New York. The name says it all. Here, in the city that constantly reinvents and reimagines itself, you’ll find everything that is innovative, cutting-edge and on the cusp.
Intersect by Lexus in the Meatpacking District from the luxury car brand is arguably the city’s first lifestyle restaurant. Only no cars are either on display or for sale here; instead products are subtly installed and art is exhibited to create an aspirational environment in the multifloor industrial space. To keep things interesting and to encourage customers to come back again and again, Intersect by Lexus rotates its chefs, thereby assuring a new culinary experience every few months.
Rotation, as a trend, is not unique to Intersect by Lexus. Pop-up shops—establishments that are here today and gone tomorrow—have helped redefine retail in New York. One such is Fattobene, which the MoMA Design Store is hosting in its SoHo location through Sept. 29. This is a prime example of how the world—in this case, Italy—is brought unfiltered to NYC. Fattobene (“well made” in translation), the brainchild of Anna Lagorio and Alex Carnevali, dedicates itself to promoting everyday Italian objects. Accessories for the home, as well as stationery and gifts, are all made in Italy and attest to that country’s renowned craftsmanship and timeless design.
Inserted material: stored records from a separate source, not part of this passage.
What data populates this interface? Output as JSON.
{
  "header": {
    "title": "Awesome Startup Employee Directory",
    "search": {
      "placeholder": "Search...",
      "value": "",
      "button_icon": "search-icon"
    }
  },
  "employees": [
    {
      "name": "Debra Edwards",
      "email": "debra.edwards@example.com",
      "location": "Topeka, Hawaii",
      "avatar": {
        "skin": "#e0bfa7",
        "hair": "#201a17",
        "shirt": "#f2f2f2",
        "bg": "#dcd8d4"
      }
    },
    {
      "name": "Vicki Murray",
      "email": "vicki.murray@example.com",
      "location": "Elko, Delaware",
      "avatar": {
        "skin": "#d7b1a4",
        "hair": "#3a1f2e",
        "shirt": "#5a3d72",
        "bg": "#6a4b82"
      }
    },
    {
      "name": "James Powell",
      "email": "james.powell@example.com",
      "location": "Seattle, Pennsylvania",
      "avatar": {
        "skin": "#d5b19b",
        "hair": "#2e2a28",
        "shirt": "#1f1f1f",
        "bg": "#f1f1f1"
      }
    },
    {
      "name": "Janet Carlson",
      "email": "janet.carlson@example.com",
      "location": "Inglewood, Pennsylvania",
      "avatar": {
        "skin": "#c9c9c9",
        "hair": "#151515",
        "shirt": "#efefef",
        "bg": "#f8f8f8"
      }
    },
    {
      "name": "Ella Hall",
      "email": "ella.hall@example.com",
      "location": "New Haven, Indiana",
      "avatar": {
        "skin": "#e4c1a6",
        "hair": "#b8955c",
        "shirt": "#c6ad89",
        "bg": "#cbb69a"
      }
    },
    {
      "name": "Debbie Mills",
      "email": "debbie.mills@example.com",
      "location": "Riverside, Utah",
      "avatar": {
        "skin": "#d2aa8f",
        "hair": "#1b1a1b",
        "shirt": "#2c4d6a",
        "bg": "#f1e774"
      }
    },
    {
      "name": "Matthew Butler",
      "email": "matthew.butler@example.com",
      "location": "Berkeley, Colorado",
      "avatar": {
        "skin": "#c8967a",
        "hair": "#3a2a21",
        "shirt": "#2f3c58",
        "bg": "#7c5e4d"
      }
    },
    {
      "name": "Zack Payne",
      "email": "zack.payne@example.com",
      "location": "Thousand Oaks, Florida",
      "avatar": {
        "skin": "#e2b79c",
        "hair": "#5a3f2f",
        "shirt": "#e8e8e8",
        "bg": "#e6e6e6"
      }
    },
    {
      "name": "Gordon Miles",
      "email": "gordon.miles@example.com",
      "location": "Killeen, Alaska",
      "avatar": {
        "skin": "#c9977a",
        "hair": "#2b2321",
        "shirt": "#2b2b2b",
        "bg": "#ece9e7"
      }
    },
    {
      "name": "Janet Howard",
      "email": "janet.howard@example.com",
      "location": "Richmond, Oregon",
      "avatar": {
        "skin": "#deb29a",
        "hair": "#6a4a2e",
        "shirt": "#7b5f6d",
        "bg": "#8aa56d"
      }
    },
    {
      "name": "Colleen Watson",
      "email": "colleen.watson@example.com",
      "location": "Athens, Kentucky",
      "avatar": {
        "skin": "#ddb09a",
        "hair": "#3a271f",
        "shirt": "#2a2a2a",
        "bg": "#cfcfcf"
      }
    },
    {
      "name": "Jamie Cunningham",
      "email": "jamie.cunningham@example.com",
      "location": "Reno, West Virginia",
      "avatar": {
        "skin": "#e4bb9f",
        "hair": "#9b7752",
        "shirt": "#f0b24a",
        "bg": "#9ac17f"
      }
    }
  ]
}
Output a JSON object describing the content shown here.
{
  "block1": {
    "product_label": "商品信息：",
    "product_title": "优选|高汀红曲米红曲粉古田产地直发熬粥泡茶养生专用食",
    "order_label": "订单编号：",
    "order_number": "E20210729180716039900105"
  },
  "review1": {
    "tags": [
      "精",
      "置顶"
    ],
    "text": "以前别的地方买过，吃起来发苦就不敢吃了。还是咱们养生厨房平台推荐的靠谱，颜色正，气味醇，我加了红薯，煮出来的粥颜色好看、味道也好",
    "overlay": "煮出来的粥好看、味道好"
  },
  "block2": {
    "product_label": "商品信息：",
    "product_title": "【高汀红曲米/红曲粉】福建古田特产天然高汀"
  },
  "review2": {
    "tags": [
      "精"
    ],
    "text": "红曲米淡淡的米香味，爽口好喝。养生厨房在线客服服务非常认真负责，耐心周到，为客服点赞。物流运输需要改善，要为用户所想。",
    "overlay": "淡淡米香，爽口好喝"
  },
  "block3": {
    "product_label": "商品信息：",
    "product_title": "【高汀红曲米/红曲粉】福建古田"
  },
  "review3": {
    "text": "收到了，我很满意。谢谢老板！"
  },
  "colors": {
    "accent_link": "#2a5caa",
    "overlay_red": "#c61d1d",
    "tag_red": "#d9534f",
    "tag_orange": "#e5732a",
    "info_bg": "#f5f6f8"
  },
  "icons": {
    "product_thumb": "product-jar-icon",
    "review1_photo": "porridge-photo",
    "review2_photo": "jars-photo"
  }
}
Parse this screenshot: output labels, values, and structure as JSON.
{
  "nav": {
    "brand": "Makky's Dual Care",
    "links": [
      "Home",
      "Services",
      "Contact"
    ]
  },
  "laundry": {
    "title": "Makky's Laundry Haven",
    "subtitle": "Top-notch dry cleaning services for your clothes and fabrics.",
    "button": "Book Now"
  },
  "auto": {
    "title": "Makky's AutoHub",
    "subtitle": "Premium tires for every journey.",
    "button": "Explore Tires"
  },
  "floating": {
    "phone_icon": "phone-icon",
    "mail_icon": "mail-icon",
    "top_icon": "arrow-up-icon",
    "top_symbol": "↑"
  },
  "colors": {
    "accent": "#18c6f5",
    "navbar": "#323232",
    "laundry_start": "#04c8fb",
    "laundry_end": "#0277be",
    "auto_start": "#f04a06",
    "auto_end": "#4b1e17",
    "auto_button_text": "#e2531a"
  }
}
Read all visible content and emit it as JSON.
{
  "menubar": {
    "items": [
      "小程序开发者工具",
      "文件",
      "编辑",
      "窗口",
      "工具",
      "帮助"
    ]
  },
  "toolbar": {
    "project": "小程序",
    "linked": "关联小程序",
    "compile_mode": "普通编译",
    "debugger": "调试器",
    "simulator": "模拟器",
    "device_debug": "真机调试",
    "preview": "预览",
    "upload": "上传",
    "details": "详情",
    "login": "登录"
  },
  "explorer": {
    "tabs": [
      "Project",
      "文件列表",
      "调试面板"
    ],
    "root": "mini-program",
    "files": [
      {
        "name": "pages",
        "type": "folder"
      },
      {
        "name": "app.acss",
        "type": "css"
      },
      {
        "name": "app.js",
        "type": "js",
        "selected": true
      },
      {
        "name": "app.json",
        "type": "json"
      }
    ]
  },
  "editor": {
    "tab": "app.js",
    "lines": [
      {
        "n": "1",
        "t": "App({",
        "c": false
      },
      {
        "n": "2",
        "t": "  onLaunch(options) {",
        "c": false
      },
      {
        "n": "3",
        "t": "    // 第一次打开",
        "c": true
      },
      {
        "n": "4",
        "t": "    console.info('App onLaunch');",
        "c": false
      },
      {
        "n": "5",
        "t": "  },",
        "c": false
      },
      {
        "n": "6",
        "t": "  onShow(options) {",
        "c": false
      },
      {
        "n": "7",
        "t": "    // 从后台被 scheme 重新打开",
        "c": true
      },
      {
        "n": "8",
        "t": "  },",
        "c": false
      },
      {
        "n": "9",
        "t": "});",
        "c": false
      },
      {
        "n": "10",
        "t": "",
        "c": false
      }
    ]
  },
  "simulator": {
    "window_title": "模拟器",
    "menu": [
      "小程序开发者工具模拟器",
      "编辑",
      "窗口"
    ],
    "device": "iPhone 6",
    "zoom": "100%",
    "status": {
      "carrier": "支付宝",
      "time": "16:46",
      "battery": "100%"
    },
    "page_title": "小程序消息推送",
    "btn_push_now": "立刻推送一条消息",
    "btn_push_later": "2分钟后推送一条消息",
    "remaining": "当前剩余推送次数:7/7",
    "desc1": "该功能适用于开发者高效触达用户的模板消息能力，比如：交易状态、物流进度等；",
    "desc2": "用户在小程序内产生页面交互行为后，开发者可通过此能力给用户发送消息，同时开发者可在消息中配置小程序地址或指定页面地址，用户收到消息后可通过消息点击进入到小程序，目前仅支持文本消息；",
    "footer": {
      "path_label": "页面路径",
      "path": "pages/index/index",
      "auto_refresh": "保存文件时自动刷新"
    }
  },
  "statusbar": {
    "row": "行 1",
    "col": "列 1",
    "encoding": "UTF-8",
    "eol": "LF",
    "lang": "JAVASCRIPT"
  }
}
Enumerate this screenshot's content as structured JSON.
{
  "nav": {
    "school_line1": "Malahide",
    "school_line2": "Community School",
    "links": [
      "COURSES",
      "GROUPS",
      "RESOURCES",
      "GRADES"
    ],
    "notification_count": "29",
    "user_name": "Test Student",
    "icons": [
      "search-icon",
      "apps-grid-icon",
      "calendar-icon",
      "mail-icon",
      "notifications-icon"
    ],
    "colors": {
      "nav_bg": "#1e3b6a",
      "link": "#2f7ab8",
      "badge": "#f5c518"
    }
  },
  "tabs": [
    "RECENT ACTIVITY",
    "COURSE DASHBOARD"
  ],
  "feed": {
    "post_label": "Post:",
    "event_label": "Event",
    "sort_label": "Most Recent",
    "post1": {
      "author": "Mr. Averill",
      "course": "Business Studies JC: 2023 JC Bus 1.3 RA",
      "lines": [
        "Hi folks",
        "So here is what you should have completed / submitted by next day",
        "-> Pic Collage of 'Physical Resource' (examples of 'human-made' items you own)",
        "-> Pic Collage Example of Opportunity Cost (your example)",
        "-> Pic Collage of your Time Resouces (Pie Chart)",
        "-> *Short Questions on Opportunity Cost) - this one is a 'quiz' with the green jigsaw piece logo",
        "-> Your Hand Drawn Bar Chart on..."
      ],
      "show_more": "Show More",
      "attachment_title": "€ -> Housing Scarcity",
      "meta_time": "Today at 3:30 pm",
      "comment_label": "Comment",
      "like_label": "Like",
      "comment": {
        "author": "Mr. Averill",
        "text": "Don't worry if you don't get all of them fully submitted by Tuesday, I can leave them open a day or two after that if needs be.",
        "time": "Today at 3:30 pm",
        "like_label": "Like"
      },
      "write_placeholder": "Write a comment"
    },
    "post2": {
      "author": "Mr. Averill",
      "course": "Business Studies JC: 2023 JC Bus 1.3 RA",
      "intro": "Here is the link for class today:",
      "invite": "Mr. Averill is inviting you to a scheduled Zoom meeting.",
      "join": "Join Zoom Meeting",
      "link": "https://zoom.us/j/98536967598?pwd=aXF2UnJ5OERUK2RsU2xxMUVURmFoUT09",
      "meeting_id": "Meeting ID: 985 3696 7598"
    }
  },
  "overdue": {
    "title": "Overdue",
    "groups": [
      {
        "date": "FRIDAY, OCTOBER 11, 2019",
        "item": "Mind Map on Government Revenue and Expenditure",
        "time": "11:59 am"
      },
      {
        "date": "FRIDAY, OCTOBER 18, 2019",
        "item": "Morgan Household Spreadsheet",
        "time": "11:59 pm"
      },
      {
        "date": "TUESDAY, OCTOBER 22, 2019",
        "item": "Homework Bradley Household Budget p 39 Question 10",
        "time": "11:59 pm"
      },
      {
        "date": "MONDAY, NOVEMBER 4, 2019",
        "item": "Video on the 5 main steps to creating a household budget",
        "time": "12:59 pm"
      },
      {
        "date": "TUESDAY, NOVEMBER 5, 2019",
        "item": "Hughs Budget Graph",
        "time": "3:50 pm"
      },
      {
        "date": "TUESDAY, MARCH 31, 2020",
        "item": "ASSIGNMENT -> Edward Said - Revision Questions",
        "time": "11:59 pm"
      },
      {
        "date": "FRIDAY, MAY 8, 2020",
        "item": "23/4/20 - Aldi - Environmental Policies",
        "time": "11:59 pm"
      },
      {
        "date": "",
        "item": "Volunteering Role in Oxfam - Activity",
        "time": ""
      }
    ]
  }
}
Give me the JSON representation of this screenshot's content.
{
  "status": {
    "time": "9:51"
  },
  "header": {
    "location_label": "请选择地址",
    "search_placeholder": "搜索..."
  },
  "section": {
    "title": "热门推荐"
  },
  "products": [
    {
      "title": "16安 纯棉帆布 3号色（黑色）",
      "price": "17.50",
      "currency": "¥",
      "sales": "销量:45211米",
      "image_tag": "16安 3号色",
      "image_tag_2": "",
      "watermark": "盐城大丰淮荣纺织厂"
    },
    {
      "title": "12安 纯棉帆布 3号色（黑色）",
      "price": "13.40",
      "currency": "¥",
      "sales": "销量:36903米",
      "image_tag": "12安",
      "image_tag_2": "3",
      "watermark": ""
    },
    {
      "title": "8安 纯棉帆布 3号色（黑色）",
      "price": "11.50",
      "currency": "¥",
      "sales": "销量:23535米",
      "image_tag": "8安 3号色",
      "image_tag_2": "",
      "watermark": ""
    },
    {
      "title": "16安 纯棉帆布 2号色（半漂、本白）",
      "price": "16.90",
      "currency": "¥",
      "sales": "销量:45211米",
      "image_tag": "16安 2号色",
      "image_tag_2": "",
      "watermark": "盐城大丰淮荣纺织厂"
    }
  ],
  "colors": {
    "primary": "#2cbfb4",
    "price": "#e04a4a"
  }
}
Setting its sights on a permanent base in the metropolitan New York area is American Dream, located in East Rutherford, New Jersey, just seven miles west of Midtown Manhattan, and scheduled to open Oct. 25. Expectations are high for the shopping, dining, entertainment and fashion complex, which occupies 3 million square feet. All the buzzwords—experiential, immersive, entertaining, curated—apply. On the premises are an indoor Nickelodeon Universe Theme Park and DreamWorks Water Park, North America’s first indoor snow sports center, 18 holes of miniature golf, a Legoland Discovery Center—and that’s before you get to top-ticket outposts of Saks Fifth Avenue, Tiffany & Company and Dolce Gabbana. American Dream just might be the revolutionary and innovative destination that brick-and-mortar shopping has been searching for.
Certainly consumers are receptive and willing to go the distance when something new comes their way, like Empire Outlets, NYC’s first outlet center, a scenic ferry ride away in Staten Island.
If retail recognizes the need for a makeover to combat the internet, long-standing New York attractions are also in the market for reinvention to keep themselves fresh and relevant. In August, the Empire State Building, a dominant presence on the New York skyline since 1931, opened the second phase of its $165 million reimagined Observatory Experience. Visitors to the second-floor gallery now take a digitally enhanced journey through nine exhibits. Sure to please is the King Kong exhibit in which Kong’s fingers break through the walls of an upper-story office. Step into the giant ape’s hands as he climbs the tower, and you’ll feel his awesome strength. That’s immersive.
While the Museum of Modern Art gears up for its own reinvention and reopening in enhanced digs on Oct. 21, the Solomon R. Guggenheim Museum has been celebrating all year the 60th anniversary of its landmark Frank Lloyd Wright building. The Gugg has always been ahead of the curve—and interactive. Just take a walk up its spiral ramp. After 60 years, it’s still a trip. Truth is, not everything has to be brand-new to be of the moment in New York.
The Play’s the Thing
For lovers of serious drama, there is a bonanza of plays, either just opened or about to open on Broadway. And since many have limited runs, now is the time to see them. Here’s our pick of the bunch.
Jake Gyllenhaal and Tom Sturridge stride the stage like the acting colossi they are in this double bill of moving, deeply thoughtful monologues about what lies between birth and death. Hurry, the show closes Sept. 29.
Can Oscar winner Marisa Tomei erase the memory of fellow Oscar winner Anna Magnani in the role of tempestuous Serafina in this revival of Tennessee Williams’ dramedy? Our money’s on Marisa.
Love him or hate him, President Lyndon B. Johnson’s larger-than-life persona is Shakespearean, so it comes as no surprise that Brian Cox, who has trod the Royal Shakespeare Company’s stage, is playing him.
Playwright Harold Pinter can be an acquired taste, but not this revival’s star—Tom Hiddleston.